■ **What you will do**: In the entries below, how many lines contain "JSON"? Answer with the number and nothing else.
━━ Dataset extract ━━
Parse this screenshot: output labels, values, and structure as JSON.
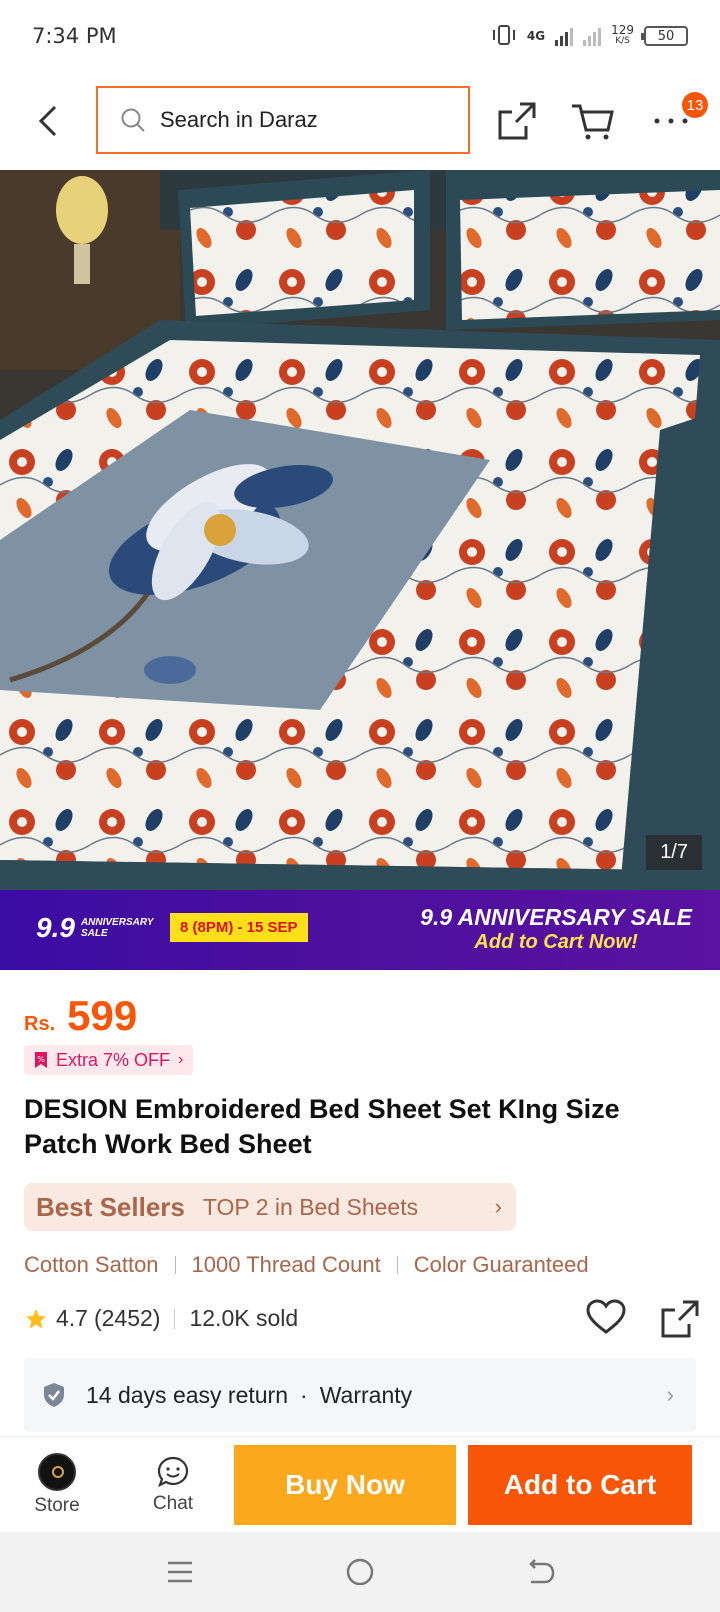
{
  "status_bar": {
    "time": "7:34 PM",
    "network": "4G",
    "speed_value": "129",
    "speed_unit": "K/S",
    "battery": "50"
  },
  "nav": {
    "search_placeholder": "Search in Daraz",
    "cart_badge": "13"
  },
  "gallery": {
    "counter": "1/7"
  },
  "banner": {
    "logo_number": "9.9",
    "logo_text": "ANNIVERSARY SALE",
    "date_text": "8 (8PM) - 15 SEP",
    "title": "9.9 ANNIVERSARY SALE",
    "subtitle": "Add to Cart Now!"
  },
  "product": {
    "currency": "Rs.",
    "price": "599",
    "promo": "Extra 7% OFF",
    "title": "DESION Embroidered Bed Sheet Set KIng Size Patch Work Bed Sheet",
    "best_seller_label": "Best Sellers",
    "best_seller_rank": "TOP 2 in Bed Sheets",
    "features": [
      "Cotton Satton",
      "1000 Thread Count",
      "Color Guaranteed"
    ],
    "rating": "4.7",
    "rating_count": "(2452)",
    "sold": "12.0K sold",
    "return_policy": "14 days easy return",
    "warranty": "Warranty"
  },
  "bottom_bar": {
    "store_label": "Store",
    "chat_label": "Chat",
    "buy_now": "Buy Now",
    "add_to_cart": "Add to Cart"
  },
  "colors": {
    "accent": "#f85606",
    "buy_now": "#fba81d",
    "banner": "#4b0f9e",
    "best_seller_text": "#a9664a"
  }
}
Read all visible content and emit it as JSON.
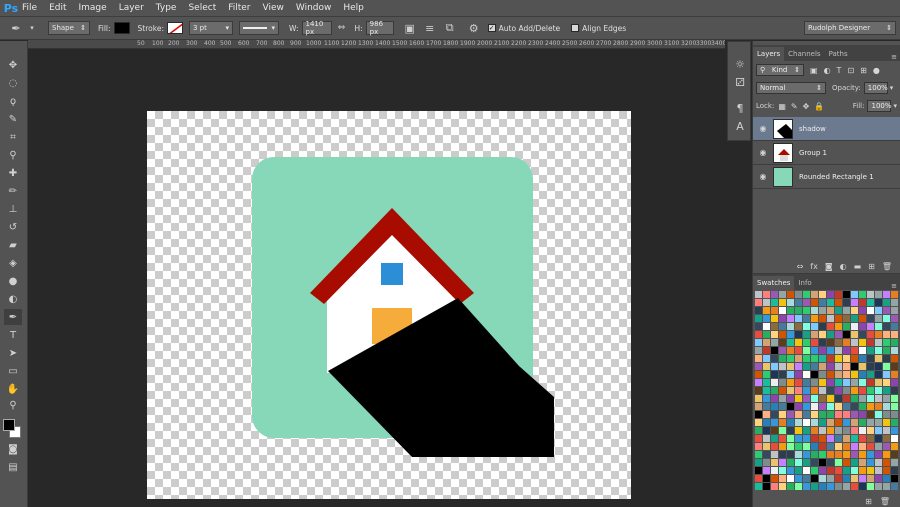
{
  "app": {
    "logo": "Ps"
  },
  "menu": [
    "File",
    "Edit",
    "Image",
    "Layer",
    "Type",
    "Select",
    "Filter",
    "View",
    "Window",
    "Help"
  ],
  "options": {
    "mode": "Shape",
    "fill_label": "Fill:",
    "stroke_label": "Stroke:",
    "stroke_width": "3 pt",
    "w_label": "W:",
    "w_value": "1410 px",
    "h_label": "H:",
    "h_value": "986 px",
    "auto_add_delete": "Auto Add/Delete",
    "align_edges": "Align Edges",
    "workspace": "Rudolph Designer"
  },
  "ruler": [
    "50",
    "100",
    "200",
    "300",
    "400",
    "500",
    "600",
    "700",
    "800",
    "900",
    "1000",
    "1100",
    "1200",
    "1300",
    "1400",
    "1500",
    "1600",
    "1700",
    "1800",
    "1900",
    "2000",
    "2100",
    "2200",
    "2300",
    "2400",
    "2500",
    "2600",
    "2700",
    "2800",
    "2900",
    "3000",
    "3100",
    "3200",
    "3300",
    "3400"
  ],
  "layers_panel": {
    "tabs": [
      "Layers",
      "Channels",
      "Paths"
    ],
    "filter": "Kind",
    "blend_mode": "Normal",
    "opacity_label": "Opacity:",
    "opacity": "100%",
    "lock_label": "Lock:",
    "fill_label": "Fill:",
    "fill": "100%",
    "layers": [
      {
        "name": "shadow",
        "selected": true
      },
      {
        "name": "Group 1",
        "selected": false
      },
      {
        "name": "Rounded Rectangle 1",
        "selected": false
      }
    ]
  },
  "swatches_panel": {
    "tabs": [
      "Swatches",
      "Info"
    ]
  },
  "colors": {
    "icon_bg": "#87d7b9",
    "roof": "#a80c00",
    "window": "#2b8ed7",
    "door": "#f6ac3a",
    "shadow": "#000000",
    "layer_selected": "#6b7a8f"
  }
}
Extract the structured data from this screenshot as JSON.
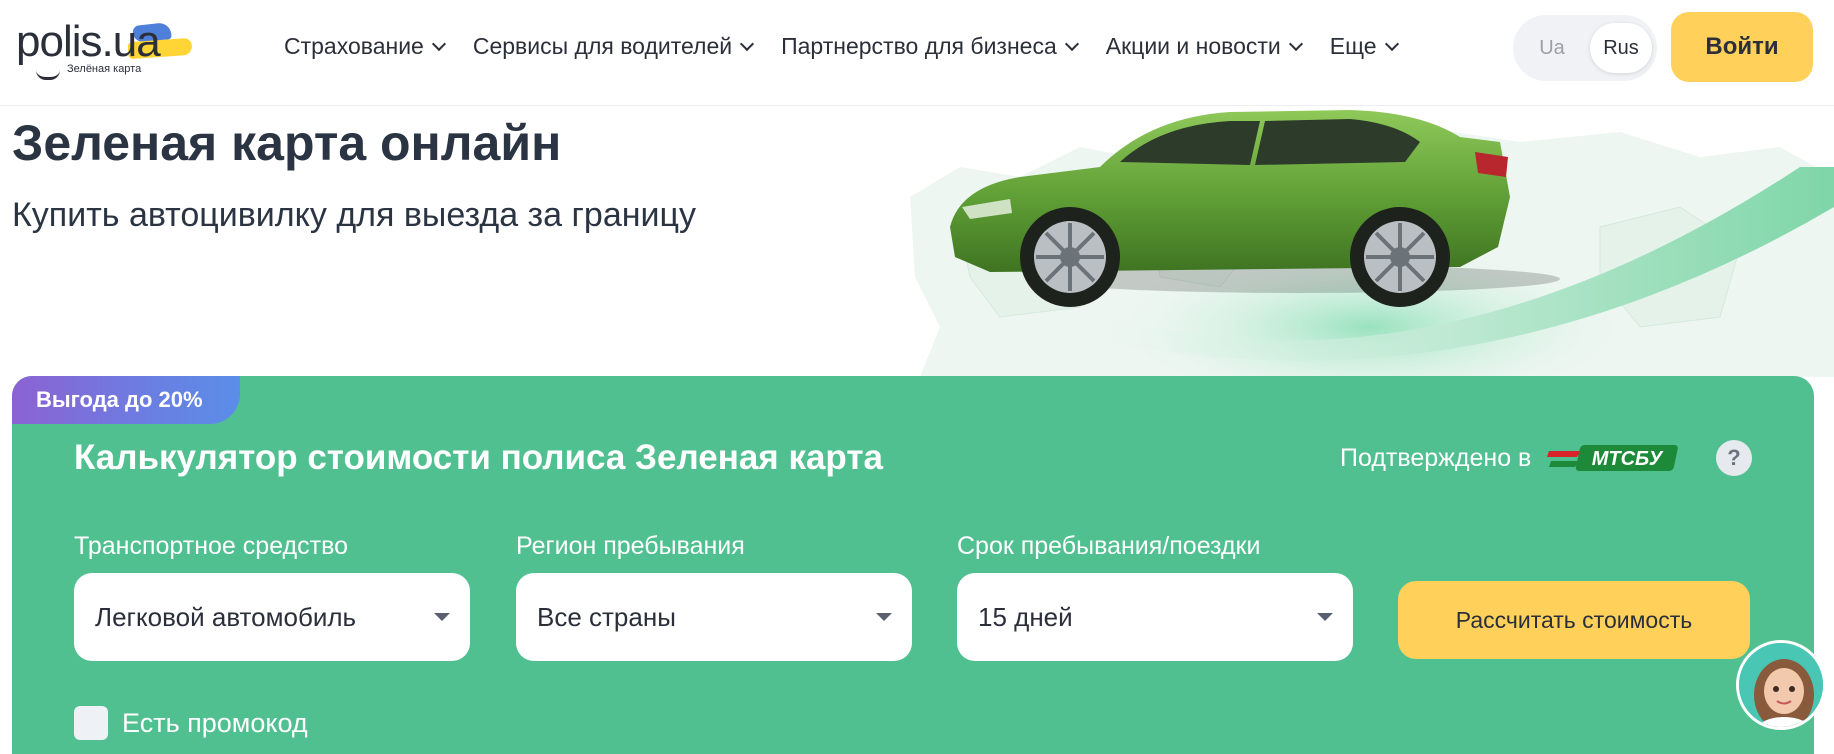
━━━
■ **Exercise response**: 3